Open standards and the need for public access to information was a strong message. This became a key component of promoting open office, and open source software. This posed two problems:

First, those promoting open standards did not stress the importance of having a fully open source implementation of an office suite.

Second, it assumed that Microsoft would stand still and would not react to this new change in the market.

And that is where the strategy to promote the open source office suite is running into problems. Microsoft did not stand still. It reacted to this new requirement by creating a file format of its own, the OOXML.

Anyways, all that to say that I was wrong. You do have a valid point. I don't fully agree with it, but OOXML could be seen as anti-competitive if you look at it from a certain point of view. Regardless, that post was the single most concise and intelligent argument for ODF I have seen so far. Really, I have a very pessimistic set of expectations when it comes to dealing with any corporations, even ones I like (such as Google or Apple) It is great when they do something altruistic, but I would rather be pleasantly surprised then shocked and angry.
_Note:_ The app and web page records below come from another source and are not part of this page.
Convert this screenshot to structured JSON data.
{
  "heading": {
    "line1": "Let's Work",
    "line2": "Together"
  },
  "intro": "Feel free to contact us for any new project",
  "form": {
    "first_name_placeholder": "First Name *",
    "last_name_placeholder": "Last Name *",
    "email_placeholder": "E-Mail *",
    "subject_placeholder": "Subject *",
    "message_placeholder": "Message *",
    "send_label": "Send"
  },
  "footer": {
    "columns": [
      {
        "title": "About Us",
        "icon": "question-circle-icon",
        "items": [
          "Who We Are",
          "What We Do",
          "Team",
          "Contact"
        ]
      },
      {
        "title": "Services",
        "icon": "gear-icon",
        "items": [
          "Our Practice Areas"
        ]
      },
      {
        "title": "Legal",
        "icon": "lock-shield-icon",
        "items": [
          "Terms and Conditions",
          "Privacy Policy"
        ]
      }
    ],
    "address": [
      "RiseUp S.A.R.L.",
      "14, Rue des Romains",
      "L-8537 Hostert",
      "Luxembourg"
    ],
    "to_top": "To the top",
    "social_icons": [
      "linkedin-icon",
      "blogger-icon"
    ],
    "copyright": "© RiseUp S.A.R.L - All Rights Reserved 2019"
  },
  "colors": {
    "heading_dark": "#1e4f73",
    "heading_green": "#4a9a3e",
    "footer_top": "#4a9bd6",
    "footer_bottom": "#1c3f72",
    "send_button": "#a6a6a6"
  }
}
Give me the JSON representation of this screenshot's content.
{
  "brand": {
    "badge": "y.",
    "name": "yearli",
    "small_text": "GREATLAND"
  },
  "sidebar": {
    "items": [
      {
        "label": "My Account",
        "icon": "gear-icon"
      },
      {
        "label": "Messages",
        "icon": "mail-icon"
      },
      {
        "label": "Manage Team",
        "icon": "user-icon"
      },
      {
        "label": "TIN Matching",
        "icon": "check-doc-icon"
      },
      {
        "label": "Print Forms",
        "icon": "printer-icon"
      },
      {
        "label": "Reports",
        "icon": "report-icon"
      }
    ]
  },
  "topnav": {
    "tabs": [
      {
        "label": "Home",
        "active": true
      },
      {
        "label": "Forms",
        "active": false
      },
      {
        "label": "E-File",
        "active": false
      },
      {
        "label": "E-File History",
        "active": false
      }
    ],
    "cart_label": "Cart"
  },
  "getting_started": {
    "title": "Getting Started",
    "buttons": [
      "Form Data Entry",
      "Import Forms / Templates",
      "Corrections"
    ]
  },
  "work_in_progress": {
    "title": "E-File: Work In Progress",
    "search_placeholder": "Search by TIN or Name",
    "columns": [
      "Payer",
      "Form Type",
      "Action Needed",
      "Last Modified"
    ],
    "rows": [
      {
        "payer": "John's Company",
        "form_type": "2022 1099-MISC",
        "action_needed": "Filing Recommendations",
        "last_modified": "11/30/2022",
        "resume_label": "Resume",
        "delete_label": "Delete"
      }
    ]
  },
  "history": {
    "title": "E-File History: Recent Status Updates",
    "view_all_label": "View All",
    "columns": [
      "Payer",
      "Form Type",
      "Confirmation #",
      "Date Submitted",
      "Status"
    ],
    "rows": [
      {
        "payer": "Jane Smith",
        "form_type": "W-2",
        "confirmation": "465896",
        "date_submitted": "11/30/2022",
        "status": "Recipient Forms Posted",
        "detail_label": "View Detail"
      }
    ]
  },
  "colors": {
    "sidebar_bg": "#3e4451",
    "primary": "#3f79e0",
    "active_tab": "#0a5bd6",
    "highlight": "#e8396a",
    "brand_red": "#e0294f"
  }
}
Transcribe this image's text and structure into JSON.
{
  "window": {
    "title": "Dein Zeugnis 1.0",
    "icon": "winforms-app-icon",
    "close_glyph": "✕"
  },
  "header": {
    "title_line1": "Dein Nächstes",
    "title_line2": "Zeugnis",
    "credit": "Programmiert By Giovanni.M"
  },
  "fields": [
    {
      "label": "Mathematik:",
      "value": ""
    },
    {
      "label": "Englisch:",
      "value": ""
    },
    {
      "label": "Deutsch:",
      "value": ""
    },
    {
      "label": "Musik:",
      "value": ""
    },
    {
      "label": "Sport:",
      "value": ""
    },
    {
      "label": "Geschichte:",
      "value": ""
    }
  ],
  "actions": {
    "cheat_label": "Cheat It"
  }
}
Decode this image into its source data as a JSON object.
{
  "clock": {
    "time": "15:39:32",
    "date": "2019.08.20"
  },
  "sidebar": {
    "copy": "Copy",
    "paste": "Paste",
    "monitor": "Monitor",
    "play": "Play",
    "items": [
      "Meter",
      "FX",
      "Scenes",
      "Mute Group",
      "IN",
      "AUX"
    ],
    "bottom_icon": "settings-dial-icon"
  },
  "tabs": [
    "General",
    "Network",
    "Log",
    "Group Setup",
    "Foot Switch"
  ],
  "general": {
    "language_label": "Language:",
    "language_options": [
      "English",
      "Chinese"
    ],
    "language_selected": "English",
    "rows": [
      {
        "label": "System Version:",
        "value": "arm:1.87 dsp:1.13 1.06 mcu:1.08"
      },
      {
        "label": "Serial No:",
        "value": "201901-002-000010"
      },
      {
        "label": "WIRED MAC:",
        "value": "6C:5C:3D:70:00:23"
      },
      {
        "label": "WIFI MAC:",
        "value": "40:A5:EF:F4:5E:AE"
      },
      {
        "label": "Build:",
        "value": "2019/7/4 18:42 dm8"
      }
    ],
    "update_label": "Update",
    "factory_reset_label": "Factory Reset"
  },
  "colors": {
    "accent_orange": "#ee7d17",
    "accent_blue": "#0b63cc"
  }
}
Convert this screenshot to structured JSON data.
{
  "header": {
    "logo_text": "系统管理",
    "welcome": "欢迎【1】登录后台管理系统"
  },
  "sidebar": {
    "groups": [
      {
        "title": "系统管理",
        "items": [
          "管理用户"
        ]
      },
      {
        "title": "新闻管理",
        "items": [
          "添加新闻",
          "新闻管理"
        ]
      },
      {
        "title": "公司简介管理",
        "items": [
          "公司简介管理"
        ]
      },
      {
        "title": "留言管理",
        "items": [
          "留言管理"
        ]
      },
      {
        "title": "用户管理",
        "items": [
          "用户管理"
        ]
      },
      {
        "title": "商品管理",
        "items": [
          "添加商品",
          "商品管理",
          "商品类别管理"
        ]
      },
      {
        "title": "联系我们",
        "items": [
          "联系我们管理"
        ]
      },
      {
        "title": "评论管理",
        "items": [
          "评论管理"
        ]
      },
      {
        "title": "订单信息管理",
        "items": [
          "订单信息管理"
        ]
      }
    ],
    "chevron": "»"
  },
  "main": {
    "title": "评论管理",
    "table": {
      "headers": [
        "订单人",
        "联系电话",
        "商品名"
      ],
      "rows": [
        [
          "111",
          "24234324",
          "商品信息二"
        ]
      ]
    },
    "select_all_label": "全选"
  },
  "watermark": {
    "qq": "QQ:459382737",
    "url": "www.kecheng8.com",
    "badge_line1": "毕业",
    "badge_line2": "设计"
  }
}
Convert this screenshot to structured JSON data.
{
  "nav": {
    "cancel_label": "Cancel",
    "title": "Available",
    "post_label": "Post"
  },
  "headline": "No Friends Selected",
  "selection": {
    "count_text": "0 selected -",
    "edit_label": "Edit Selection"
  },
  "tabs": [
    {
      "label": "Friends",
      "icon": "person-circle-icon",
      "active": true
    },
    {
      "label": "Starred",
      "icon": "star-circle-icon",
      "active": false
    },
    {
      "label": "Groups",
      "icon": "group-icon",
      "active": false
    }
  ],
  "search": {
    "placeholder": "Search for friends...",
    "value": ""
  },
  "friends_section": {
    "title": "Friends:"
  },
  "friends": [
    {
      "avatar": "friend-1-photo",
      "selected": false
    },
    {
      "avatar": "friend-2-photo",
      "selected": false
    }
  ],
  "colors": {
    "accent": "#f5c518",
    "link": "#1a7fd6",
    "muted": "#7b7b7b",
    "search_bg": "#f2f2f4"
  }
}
OOXML could have been much worse then it is.

Reply Parent Score: 2